Print the records exactly and in full, please; the pictures stay out.

━━━━

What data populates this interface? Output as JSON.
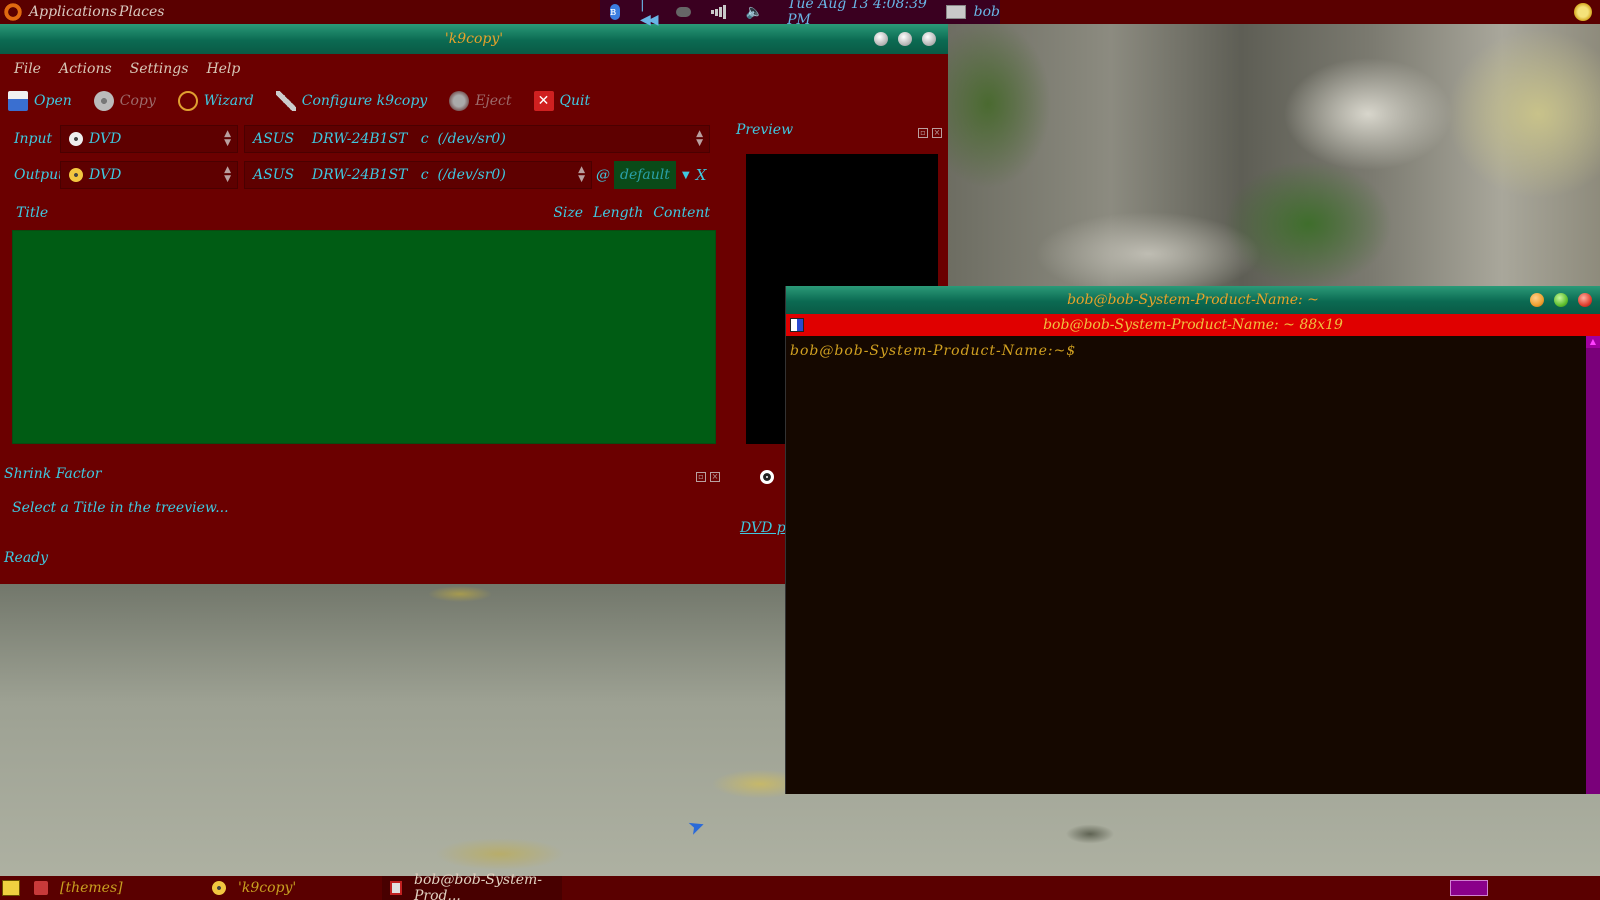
{
  "top_panel": {
    "applications": "Applications",
    "places": "Places",
    "clock": "Tue Aug 13   4:08:39 PM",
    "user": "bob"
  },
  "k9copy": {
    "title": "'k9copy'",
    "menu": [
      "File",
      "Actions",
      "Settings",
      "Help"
    ],
    "toolbar": {
      "open": "Open",
      "copy": "Copy",
      "wizard": "Wizard",
      "configure": "Configure k9copy",
      "eject": "Eject",
      "quit": "Quit"
    },
    "input": {
      "label": "Input",
      "source": "DVD",
      "device": "ASUS    DRW-24B1ST   c  (/dev/sr0)"
    },
    "output": {
      "label": "Output",
      "target": "DVD",
      "device": "ASUS    DRW-24B1ST   c  (/dev/sr0)",
      "at": "@",
      "speed": "default",
      "clear": "X"
    },
    "tree_columns": {
      "title": "Title",
      "size": "Size",
      "length": "Length",
      "content": "Content"
    },
    "shrink": {
      "title": "Shrink Factor",
      "message": "Select a Title in the treeview..."
    },
    "status": "Ready",
    "preview": {
      "title": "Preview",
      "dvd_label": "DVD p"
    }
  },
  "terminal": {
    "title": "bob@bob-System-Product-Name: ~",
    "tab_title": "bob@bob-System-Product-Name: ~ 88x19",
    "prompt": "bob@bob-System-Product-Name:~$"
  },
  "taskbar": {
    "items": [
      "[themes]",
      "'k9copy'",
      "bob@bob-System-Prod..."
    ]
  }
}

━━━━

— COMPLETED EXERCISE —
What data populates this interface? Output as JSON.
{
  "top_panel": {
    "applications": "Applications",
    "places": "Places",
    "clock": "Tue Aug 13   4:08:39 PM",
    "user": "bob"
  },
  "k9copy": {
    "title": "'k9copy'",
    "menu": [
      "File",
      "Actions",
      "Settings",
      "Help"
    ],
    "toolbar": {
      "open": "Open",
      "copy": "Copy",
      "wizard": "Wizard",
      "configure": "Configure k9copy",
      "eject": "Eject",
      "quit": "Quit"
    },
    "input": {
      "label": "Input",
      "source": "DVD",
      "device": "ASUS    DRW-24B1ST   c  (/dev/sr0)"
    },
    "output": {
      "label": "Output",
      "target": "DVD",
      "device": "ASUS    DRW-24B1ST   c  (/dev/sr0)",
      "at": "@",
      "speed": "default",
      "clear": "X"
    },
    "tree_columns": {
      "title": "Title",
      "size": "Size",
      "length": "Length",
      "content": "Content"
    },
    "shrink": {
      "title": "Shrink Factor",
      "message": "Select a Title in the treeview..."
    },
    "status": "Ready",
    "preview": {
      "title": "Preview",
      "dvd_label": "DVD p"
    }
  },
  "terminal": {
    "title": "bob@bob-System-Product-Name: ~",
    "tab_title": "bob@bob-System-Product-Name: ~ 88x19",
    "prompt": "bob@bob-System-Product-Name:~$"
  },
  "taskbar": {
    "items": [
      "[themes]",
      "'k9copy'",
      "bob@bob-System-Prod..."
    ]
  }
}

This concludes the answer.